→ TASK INSTRUCTIONS
Where a record contains an image, leave the image out and print the rest exactly.

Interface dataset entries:
*** Begin section ***
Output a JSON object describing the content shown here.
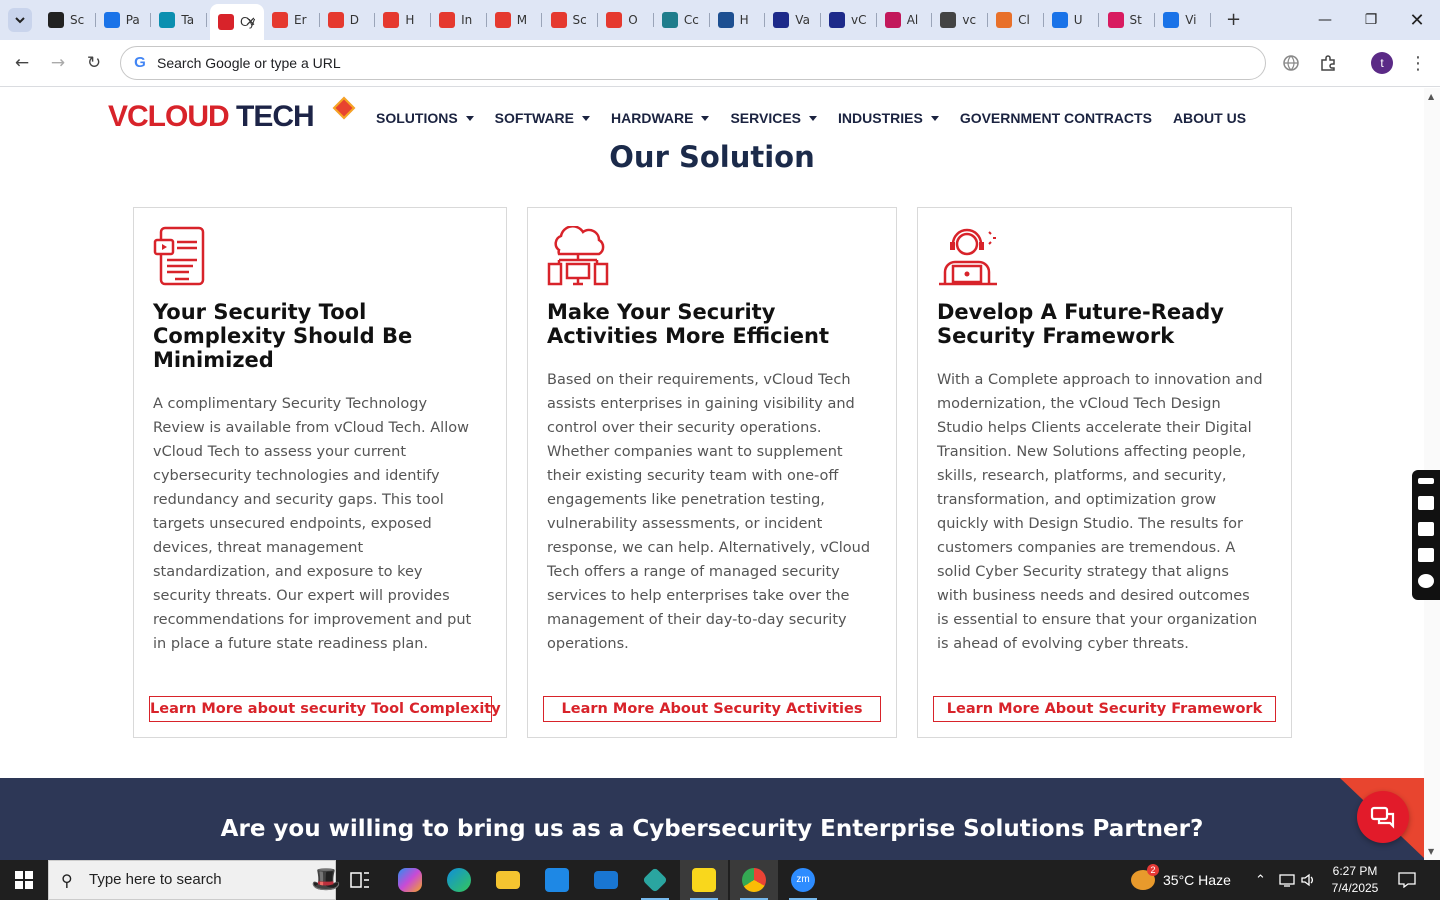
{
  "browser": {
    "tabs": [
      {
        "label": "Sc",
        "color": "#222222"
      },
      {
        "label": "Pa",
        "color": "#1a73e8"
      },
      {
        "label": "Ta",
        "color": "#0b8fb0"
      },
      {
        "label": "Cy",
        "color": "#d8232a",
        "active": true
      },
      {
        "label": "Er",
        "color": "#e5392f"
      },
      {
        "label": "D",
        "color": "#e5392f"
      },
      {
        "label": "H",
        "color": "#e5392f"
      },
      {
        "label": "In",
        "color": "#e5392f"
      },
      {
        "label": "M",
        "color": "#e5392f"
      },
      {
        "label": "Sc",
        "color": "#e5392f"
      },
      {
        "label": "O",
        "color": "#e5392f"
      },
      {
        "label": "Cc",
        "color": "#1f7d8c"
      },
      {
        "label": "H",
        "color": "#1d4f91"
      },
      {
        "label": "Va",
        "color": "#1d2a8a"
      },
      {
        "label": "vC",
        "color": "#1d2a8a"
      },
      {
        "label": "Al",
        "color": "#c2185b"
      },
      {
        "label": "vc",
        "color": "#444444"
      },
      {
        "label": "Cl",
        "color": "#e8702a"
      },
      {
        "label": "U",
        "color": "#1a73e8"
      },
      {
        "label": "St",
        "color": "#d81b60"
      },
      {
        "label": "Vi",
        "color": "#1a73e8"
      }
    ],
    "omnibox_placeholder": "Search Google or type a URL",
    "profile_initial": "t"
  },
  "site": {
    "logo": {
      "v": "V",
      "cloud": "CLOUD",
      "tech": "TECH"
    },
    "nav": [
      {
        "label": "SOLUTIONS",
        "dropdown": true
      },
      {
        "label": "SOFTWARE",
        "dropdown": true
      },
      {
        "label": "HARDWARE",
        "dropdown": true
      },
      {
        "label": "SERVICES",
        "dropdown": true
      },
      {
        "label": "INDUSTRIES",
        "dropdown": true
      },
      {
        "label": "GOVERNMENT CONTRACTS",
        "dropdown": false
      },
      {
        "label": "ABOUT US",
        "dropdown": false
      }
    ],
    "section_title": "Our Solution",
    "cards": [
      {
        "icon": "tablet-document-icon",
        "title_lines": [
          "Your Security Tool",
          "Complexity Should Be",
          "Minimized"
        ],
        "body_lines": [
          "A complimentary Security Technology",
          "Review is available from vCloud Tech. Allow",
          "vCloud Tech to assess your current",
          "cybersecurity technologies and identify",
          "redundancy and security gaps. This tool",
          "targets unsecured endpoints, exposed",
          "devices, threat management",
          "standardization, and exposure to key",
          "security threats. Our expert will provides",
          "recommendations for improvement and put",
          "in place a future state readiness plan."
        ],
        "button": "Learn More about security Tool Complexity"
      },
      {
        "icon": "cloud-devices-icon",
        "title_lines": [
          "Make Your Security",
          "Activities More Efficient"
        ],
        "body_lines": [
          "Based on their requirements, vCloud Tech",
          "assists enterprises in gaining visibility and",
          "control over their security operations.",
          "Whether companies want to supplement",
          "their existing security team with one-off",
          "engagements like penetration testing,",
          "vulnerability assessments, or incident",
          "response, we can help. Alternatively, vCloud",
          "Tech offers a range of managed security",
          "services to help enterprises take over the",
          "management of their day-to-day security",
          "operations."
        ],
        "button": "Learn More About Security Activities"
      },
      {
        "icon": "support-agent-icon",
        "title_lines": [
          "Develop A Future-Ready",
          "Security Framework"
        ],
        "body_lines": [
          "With a Complete approach to innovation and",
          "modernization, the vCloud Tech Design",
          "Studio helps Clients accelerate their Digital",
          "Transition. New Solutions affecting people,",
          "skills, research, platforms, and security,",
          "transformation, and optimization grow",
          "quickly with Design Studio. The results for",
          "customers companies are tremendous. A",
          "solid Cyber Security strategy that aligns",
          "with business needs and desired outcomes",
          "is essential to ensure that your organization",
          "is ahead of evolving cyber threats."
        ],
        "button": "Learn More About Security Framework"
      }
    ],
    "banner_text": "Are you willing to bring us as a Cybersecurity Enterprise Solutions Partner?",
    "accent_color": "#d8232a",
    "navy_color": "#1b2a4a"
  },
  "taskbar": {
    "search_placeholder": "Type here to search",
    "weather_badge": "2",
    "weather": "35°C  Haze",
    "time": "6:27 PM",
    "date": "7/4/2025"
  }
}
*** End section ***
→ REPLY
Output a JSON object describing the content shown here.
{
  "browser": {
    "tabs": [
      {
        "label": "Sc",
        "color": "#222222"
      },
      {
        "label": "Pa",
        "color": "#1a73e8"
      },
      {
        "label": "Ta",
        "color": "#0b8fb0"
      },
      {
        "label": "Cy",
        "color": "#d8232a",
        "active": true
      },
      {
        "label": "Er",
        "color": "#e5392f"
      },
      {
        "label": "D",
        "color": "#e5392f"
      },
      {
        "label": "H",
        "color": "#e5392f"
      },
      {
        "label": "In",
        "color": "#e5392f"
      },
      {
        "label": "M",
        "color": "#e5392f"
      },
      {
        "label": "Sc",
        "color": "#e5392f"
      },
      {
        "label": "O",
        "color": "#e5392f"
      },
      {
        "label": "Cc",
        "color": "#1f7d8c"
      },
      {
        "label": "H",
        "color": "#1d4f91"
      },
      {
        "label": "Va",
        "color": "#1d2a8a"
      },
      {
        "label": "vC",
        "color": "#1d2a8a"
      },
      {
        "label": "Al",
        "color": "#c2185b"
      },
      {
        "label": "vc",
        "color": "#444444"
      },
      {
        "label": "Cl",
        "color": "#e8702a"
      },
      {
        "label": "U",
        "color": "#1a73e8"
      },
      {
        "label": "St",
        "color": "#d81b60"
      },
      {
        "label": "Vi",
        "color": "#1a73e8"
      }
    ],
    "omnibox_placeholder": "Search Google or type a URL",
    "profile_initial": "t"
  },
  "site": {
    "logo": {
      "v": "V",
      "cloud": "CLOUD",
      "tech": "TECH"
    },
    "nav": [
      {
        "label": "SOLUTIONS",
        "dropdown": true
      },
      {
        "label": "SOFTWARE",
        "dropdown": true
      },
      {
        "label": "HARDWARE",
        "dropdown": true
      },
      {
        "label": "SERVICES",
        "dropdown": true
      },
      {
        "label": "INDUSTRIES",
        "dropdown": true
      },
      {
        "label": "GOVERNMENT CONTRACTS",
        "dropdown": false
      },
      {
        "label": "ABOUT US",
        "dropdown": false
      }
    ],
    "section_title": "Our Solution",
    "cards": [
      {
        "icon": "tablet-document-icon",
        "title_lines": [
          "Your Security Tool",
          "Complexity Should Be",
          "Minimized"
        ],
        "body_lines": [
          "A complimentary Security Technology",
          "Review is available from vCloud Tech. Allow",
          "vCloud Tech to assess your current",
          "cybersecurity technologies and identify",
          "redundancy and security gaps. This tool",
          "targets unsecured endpoints, exposed",
          "devices, threat management",
          "standardization, and exposure to key",
          "security threats. Our expert will provides",
          "recommendations for improvement and put",
          "in place a future state readiness plan."
        ],
        "button": "Learn More about security Tool Complexity"
      },
      {
        "icon": "cloud-devices-icon",
        "title_lines": [
          "Make Your Security",
          "Activities More Efficient"
        ],
        "body_lines": [
          "Based on their requirements, vCloud Tech",
          "assists enterprises in gaining visibility and",
          "control over their security operations.",
          "Whether companies want to supplement",
          "their existing security team with one-off",
          "engagements like penetration testing,",
          "vulnerability assessments, or incident",
          "response, we can help. Alternatively, vCloud",
          "Tech offers a range of managed security",
          "services to help enterprises take over the",
          "management of their day-to-day security",
          "operations."
        ],
        "button": "Learn More About Security Activities"
      },
      {
        "icon": "support-agent-icon",
        "title_lines": [
          "Develop A Future-Ready",
          "Security Framework"
        ],
        "body_lines": [
          "With a Complete approach to innovation and",
          "modernization, the vCloud Tech Design",
          "Studio helps Clients accelerate their Digital",
          "Transition. New Solutions affecting people,",
          "skills, research, platforms, and security,",
          "transformation, and optimization grow",
          "quickly with Design Studio. The results for",
          "customers companies are tremendous. A",
          "solid Cyber Security strategy that aligns",
          "with business needs and desired outcomes",
          "is essential to ensure that your organization",
          "is ahead of evolving cyber threats."
        ],
        "button": "Learn More About Security Framework"
      }
    ],
    "banner_text": "Are you willing to bring us as a Cybersecurity Enterprise Solutions Partner?",
    "accent_color": "#d8232a",
    "navy_color": "#1b2a4a"
  },
  "taskbar": {
    "search_placeholder": "Type here to search",
    "weather_badge": "2",
    "weather": "35°C  Haze",
    "time": "6:27 PM",
    "date": "7/4/2025"
  }
}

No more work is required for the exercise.